How to customize your child…theme

Time for a quick post and tip about WordPress Theme development! You can ramp up the speed and effectiveness of your customizations for third-party themes by using the get_stylesheet_uri(); function in a child theme.

Designers sometimes start with an existing theme from an established resource like Woothemes, but then have multiple ways they’d like to change its style and function.   If you are a WordPress developer you have probably encountered child themes, or what has described as “the safest and easiest way to modify an existing theme.” Child themes allow for seamless updates to parent theme filesystems by adding another layer to the WordPress template hierarchy.

This means that modifying PHP templates in a child theme is fairly easy – essentially copying them to the child directory – once the main style.css sheet has been correctly configured (more on setting up a child in general).  But things get a tad more complicated when functions and styles exist outside of this required style.css or the PHP template files.

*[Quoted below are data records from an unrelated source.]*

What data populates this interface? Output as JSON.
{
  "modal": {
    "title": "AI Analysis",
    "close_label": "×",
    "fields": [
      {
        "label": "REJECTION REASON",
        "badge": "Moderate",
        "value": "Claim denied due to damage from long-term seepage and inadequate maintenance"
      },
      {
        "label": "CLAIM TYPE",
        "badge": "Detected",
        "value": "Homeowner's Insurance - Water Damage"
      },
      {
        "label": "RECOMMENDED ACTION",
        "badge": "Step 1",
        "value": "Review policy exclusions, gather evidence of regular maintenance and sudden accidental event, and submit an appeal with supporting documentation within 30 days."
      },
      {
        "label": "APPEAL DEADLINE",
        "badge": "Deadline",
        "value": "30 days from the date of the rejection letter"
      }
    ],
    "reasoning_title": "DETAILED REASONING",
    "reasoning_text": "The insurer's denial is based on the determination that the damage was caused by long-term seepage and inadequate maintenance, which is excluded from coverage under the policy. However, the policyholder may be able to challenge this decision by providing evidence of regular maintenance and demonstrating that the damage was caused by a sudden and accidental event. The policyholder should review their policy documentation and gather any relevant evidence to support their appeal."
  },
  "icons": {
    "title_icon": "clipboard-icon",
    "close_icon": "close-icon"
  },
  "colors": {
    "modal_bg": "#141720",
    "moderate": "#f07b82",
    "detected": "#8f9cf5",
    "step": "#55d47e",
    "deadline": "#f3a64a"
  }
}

Many theme developers include other stylesheets or javascript into their themes for a variety of reasons – to decrease loading times for style.css, general organization, to maintain an intuitive filesystem, and of course in the case of javascript to perform client side functions in the browser.  Oftentimes, these files are called up in the theme’s functions.php file(s) by using something like:

<?php  function my_scripts_method() {  	wp_enqueue_script(  		'custom_script',  		get_template_directory_uri() . '/js/custom_script.js',  		array('jquery')  	);  }  add_action('wp_enqueue_scripts', 'my_scripts_method');  ?>

The important line being the get_template_directory_uri() which looks for the parent template directory and will always bypass the child theme. In order to load custom_script.js that you have modified or customized in the child theme js directory, you need to copy this PHP statement to your child functions.php and replace get_template_directory_uri() with get_stylesheet_directory_uri(). If all is set up correctly, your child theme’s style.css is being used – so the function will reference the the child stylesheet, and the directory it’s in for /js/custom_script.js, not the parent version.

Voila! You can now customize even more of the theme to your heart’s content without having to touch the parent and/or worry about upgrade compatibility in the future.